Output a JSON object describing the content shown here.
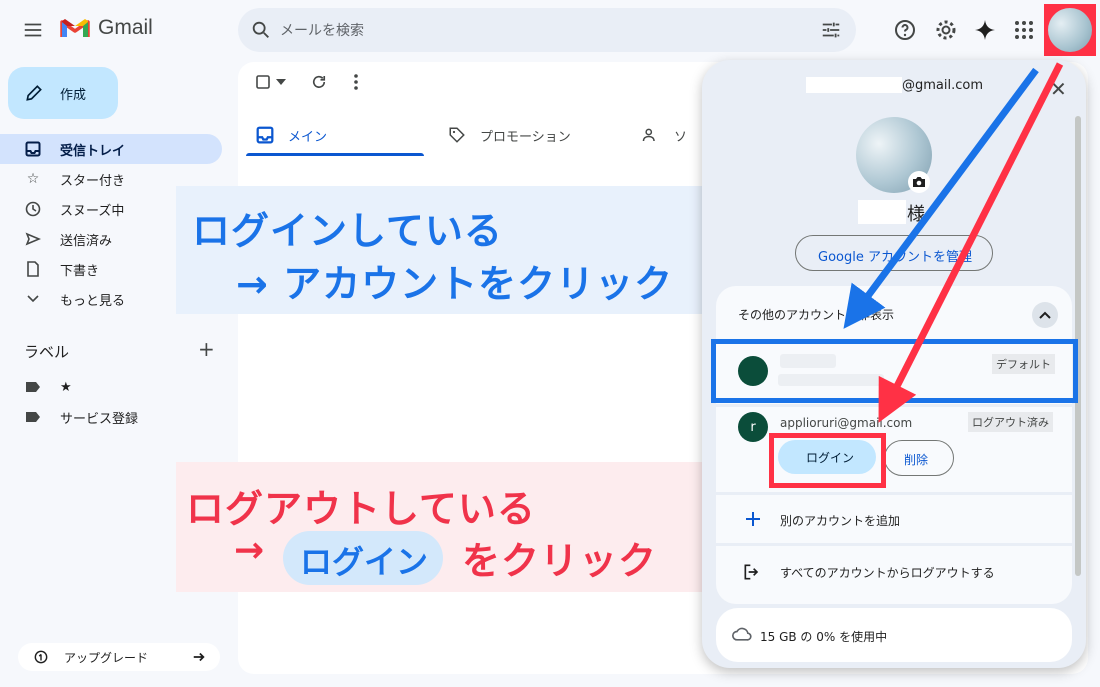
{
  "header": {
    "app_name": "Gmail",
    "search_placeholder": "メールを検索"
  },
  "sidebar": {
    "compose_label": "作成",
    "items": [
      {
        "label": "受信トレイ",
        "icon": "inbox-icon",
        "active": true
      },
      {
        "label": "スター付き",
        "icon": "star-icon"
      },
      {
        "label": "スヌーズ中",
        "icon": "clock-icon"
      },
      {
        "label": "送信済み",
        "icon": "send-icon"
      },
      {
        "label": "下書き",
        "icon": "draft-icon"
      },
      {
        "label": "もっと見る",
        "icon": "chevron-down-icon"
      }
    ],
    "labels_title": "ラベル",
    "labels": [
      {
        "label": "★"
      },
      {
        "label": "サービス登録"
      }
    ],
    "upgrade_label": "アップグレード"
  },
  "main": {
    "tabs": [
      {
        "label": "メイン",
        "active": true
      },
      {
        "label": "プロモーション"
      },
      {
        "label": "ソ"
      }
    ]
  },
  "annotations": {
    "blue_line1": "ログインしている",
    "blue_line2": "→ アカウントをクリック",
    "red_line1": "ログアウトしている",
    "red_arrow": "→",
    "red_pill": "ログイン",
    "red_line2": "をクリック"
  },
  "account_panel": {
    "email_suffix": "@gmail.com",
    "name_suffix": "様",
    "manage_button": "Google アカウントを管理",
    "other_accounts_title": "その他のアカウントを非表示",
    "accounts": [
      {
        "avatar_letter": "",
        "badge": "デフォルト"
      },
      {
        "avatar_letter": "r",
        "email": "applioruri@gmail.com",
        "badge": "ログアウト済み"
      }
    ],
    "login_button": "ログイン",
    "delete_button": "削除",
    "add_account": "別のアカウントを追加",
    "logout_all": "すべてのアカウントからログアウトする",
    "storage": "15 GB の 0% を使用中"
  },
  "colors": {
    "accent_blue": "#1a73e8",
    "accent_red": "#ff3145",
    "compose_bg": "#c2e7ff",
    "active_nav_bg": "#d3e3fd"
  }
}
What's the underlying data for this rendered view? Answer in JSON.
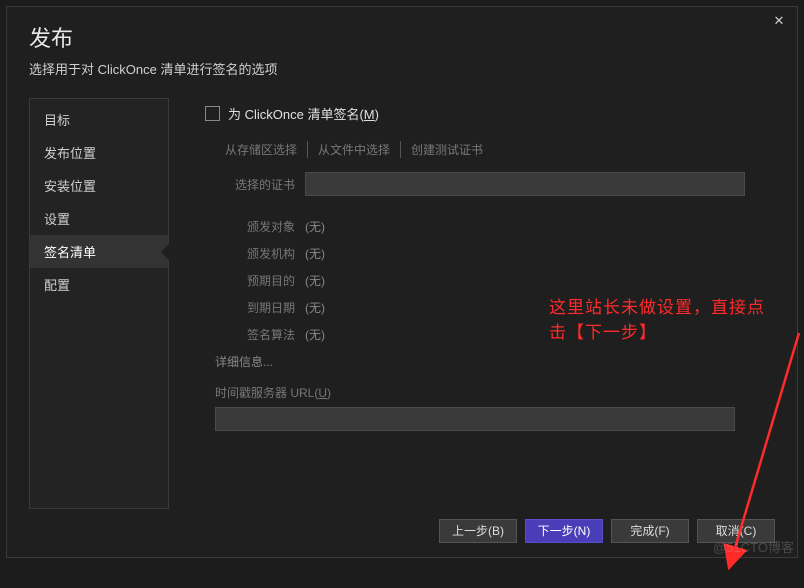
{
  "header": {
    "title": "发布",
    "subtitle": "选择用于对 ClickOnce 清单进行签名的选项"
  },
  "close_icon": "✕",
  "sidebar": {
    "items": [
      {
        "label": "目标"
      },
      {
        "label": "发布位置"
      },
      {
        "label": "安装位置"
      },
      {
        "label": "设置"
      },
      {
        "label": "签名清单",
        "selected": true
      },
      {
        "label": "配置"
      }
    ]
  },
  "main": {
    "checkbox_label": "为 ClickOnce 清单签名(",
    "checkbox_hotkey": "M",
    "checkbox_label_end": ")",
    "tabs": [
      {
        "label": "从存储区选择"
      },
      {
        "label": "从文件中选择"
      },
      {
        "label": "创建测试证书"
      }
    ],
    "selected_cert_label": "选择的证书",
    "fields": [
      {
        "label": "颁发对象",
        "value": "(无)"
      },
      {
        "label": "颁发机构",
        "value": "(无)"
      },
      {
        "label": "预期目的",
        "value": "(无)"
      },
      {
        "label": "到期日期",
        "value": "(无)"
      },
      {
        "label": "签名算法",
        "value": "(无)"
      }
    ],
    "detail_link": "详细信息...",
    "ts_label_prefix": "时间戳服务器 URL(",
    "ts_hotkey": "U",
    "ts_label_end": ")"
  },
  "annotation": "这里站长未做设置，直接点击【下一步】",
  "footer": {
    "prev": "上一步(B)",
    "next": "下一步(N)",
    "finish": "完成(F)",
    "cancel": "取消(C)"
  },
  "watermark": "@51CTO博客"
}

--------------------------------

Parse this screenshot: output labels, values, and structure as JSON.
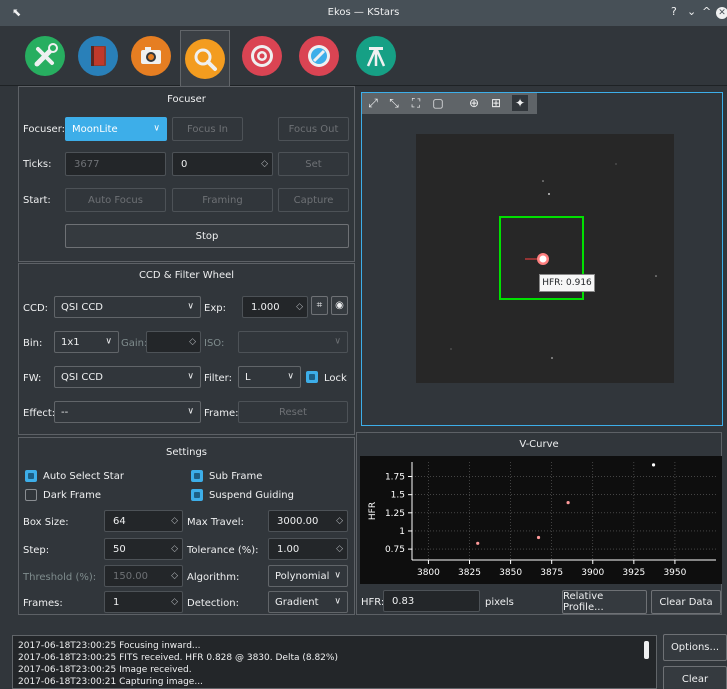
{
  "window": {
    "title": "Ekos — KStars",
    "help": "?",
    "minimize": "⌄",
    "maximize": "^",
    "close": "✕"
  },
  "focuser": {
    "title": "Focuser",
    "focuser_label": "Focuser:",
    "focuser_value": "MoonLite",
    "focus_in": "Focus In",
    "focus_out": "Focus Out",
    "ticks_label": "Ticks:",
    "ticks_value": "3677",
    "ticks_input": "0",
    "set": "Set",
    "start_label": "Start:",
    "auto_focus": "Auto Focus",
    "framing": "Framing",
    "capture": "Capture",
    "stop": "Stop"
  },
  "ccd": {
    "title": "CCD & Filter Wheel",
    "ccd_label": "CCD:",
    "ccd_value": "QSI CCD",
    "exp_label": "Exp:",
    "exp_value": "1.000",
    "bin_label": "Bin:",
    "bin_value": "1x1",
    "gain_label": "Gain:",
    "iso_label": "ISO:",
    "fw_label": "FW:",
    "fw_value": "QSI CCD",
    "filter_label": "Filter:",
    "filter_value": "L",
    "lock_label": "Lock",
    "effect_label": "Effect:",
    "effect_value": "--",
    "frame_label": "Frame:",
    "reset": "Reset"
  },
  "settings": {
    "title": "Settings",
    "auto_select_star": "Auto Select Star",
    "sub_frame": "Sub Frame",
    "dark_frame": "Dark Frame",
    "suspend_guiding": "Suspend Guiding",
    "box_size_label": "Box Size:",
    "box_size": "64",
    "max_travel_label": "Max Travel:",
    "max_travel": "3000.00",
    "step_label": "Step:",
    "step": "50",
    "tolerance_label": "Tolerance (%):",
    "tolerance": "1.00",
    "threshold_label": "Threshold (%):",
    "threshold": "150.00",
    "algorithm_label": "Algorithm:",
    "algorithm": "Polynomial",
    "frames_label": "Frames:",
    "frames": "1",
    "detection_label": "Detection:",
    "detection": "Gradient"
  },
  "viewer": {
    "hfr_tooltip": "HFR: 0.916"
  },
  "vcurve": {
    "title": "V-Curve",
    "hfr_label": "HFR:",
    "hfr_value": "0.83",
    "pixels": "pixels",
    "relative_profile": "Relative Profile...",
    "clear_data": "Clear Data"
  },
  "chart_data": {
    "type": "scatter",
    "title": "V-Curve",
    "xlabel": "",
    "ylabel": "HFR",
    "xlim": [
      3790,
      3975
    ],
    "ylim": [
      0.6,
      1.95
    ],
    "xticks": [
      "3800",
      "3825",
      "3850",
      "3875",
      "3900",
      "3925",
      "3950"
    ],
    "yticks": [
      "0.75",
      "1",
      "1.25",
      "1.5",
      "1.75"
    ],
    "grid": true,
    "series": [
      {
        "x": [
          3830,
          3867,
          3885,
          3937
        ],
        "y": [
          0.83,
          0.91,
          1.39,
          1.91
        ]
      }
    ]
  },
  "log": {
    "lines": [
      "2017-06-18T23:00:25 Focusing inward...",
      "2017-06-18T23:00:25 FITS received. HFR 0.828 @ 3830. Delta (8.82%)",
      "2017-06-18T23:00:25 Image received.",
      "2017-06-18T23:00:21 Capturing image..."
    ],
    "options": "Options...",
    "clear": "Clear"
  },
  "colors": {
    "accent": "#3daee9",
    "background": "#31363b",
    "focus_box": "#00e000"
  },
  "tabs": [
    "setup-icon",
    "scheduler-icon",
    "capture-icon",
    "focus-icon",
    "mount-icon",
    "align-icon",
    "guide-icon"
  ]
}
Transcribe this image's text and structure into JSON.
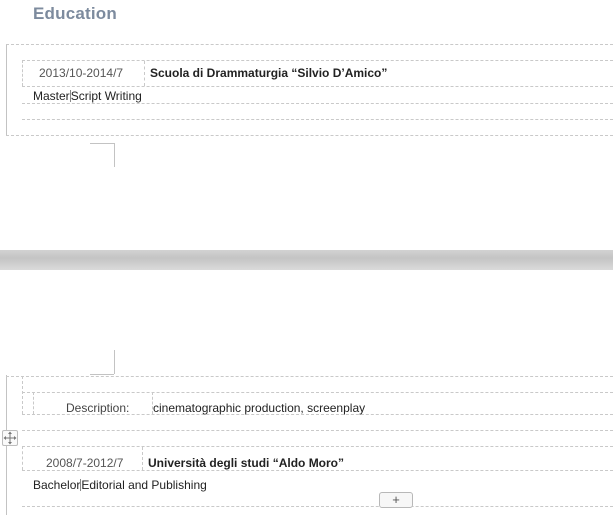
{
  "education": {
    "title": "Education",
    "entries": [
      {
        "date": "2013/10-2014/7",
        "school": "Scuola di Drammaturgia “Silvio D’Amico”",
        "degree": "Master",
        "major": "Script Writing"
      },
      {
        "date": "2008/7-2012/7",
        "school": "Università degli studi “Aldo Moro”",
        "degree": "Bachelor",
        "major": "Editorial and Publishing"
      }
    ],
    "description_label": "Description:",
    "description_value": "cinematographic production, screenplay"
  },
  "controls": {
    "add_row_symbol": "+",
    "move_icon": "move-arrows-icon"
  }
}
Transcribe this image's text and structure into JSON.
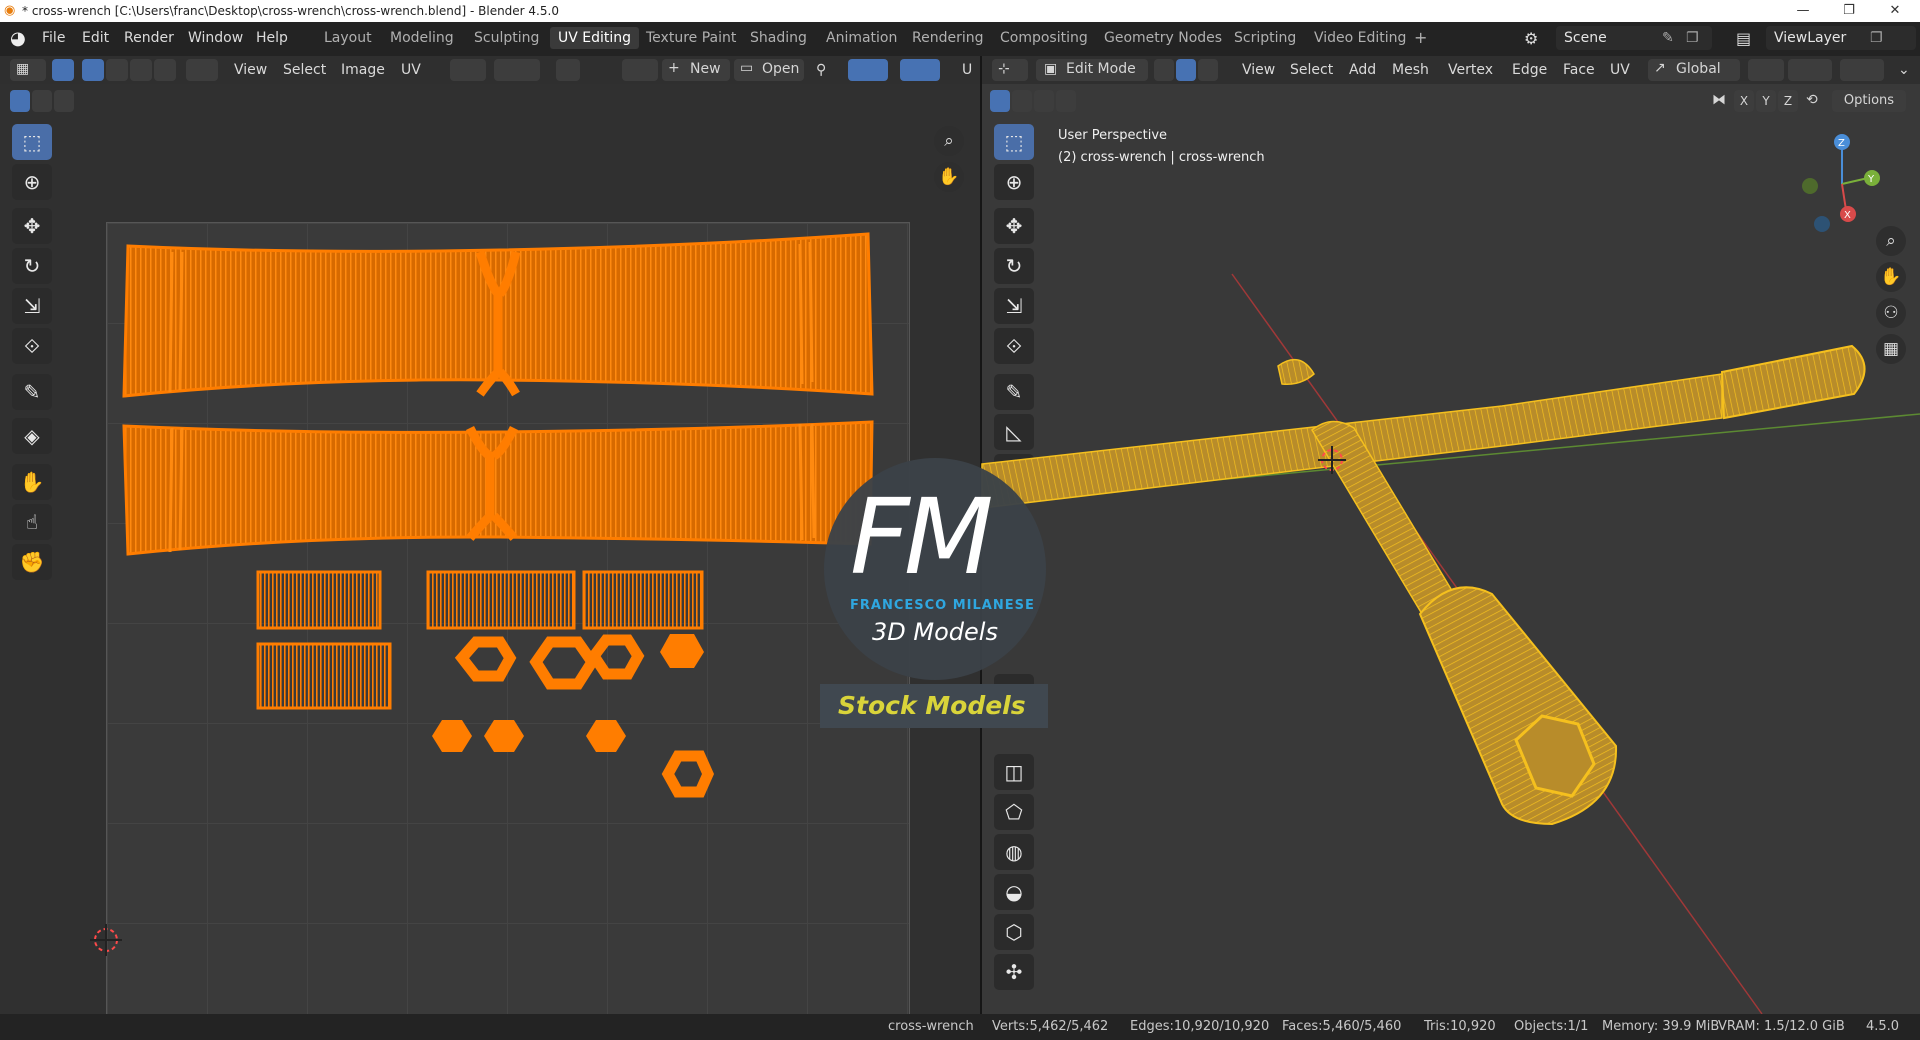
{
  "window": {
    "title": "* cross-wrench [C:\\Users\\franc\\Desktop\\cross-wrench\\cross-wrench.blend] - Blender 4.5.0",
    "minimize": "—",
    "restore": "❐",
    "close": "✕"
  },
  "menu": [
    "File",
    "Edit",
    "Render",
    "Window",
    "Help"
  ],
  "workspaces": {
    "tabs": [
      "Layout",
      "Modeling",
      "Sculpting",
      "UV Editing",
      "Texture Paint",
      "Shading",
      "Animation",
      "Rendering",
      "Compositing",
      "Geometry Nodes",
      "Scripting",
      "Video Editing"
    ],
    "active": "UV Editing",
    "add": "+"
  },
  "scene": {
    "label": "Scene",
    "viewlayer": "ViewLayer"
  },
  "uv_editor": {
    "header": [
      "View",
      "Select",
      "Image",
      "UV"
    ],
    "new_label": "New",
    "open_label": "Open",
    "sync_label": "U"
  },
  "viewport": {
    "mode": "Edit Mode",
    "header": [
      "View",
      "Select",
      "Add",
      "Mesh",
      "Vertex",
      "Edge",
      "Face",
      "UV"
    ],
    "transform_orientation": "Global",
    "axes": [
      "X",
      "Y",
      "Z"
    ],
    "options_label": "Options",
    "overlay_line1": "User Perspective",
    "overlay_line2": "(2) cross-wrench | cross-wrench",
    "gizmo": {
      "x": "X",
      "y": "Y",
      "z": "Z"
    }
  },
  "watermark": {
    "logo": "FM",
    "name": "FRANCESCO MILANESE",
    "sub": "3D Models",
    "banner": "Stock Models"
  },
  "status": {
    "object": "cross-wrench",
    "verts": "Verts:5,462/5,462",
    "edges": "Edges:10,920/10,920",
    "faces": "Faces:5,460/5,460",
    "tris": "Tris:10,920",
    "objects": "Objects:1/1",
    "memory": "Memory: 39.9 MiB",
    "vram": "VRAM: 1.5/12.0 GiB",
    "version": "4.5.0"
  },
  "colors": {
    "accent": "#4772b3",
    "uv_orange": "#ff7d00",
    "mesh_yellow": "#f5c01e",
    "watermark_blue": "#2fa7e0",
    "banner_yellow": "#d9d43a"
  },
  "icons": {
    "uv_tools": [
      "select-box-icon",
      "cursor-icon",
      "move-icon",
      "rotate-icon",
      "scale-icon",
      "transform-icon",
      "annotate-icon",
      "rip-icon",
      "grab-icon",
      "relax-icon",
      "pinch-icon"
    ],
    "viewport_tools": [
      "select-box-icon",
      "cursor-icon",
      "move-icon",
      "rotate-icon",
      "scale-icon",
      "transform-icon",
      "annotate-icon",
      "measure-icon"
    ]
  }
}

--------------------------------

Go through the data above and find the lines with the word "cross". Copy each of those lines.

__Response__:
    "title": "* cross-wrench [C:\\Users\\franc\\Desktop\\cross-wrench\\cross-wrench.blend] - Blender 4.5.0",
    "overlay_line2": "(2) cross-wrench | cross-wrench",
    "object": "cross-wrench",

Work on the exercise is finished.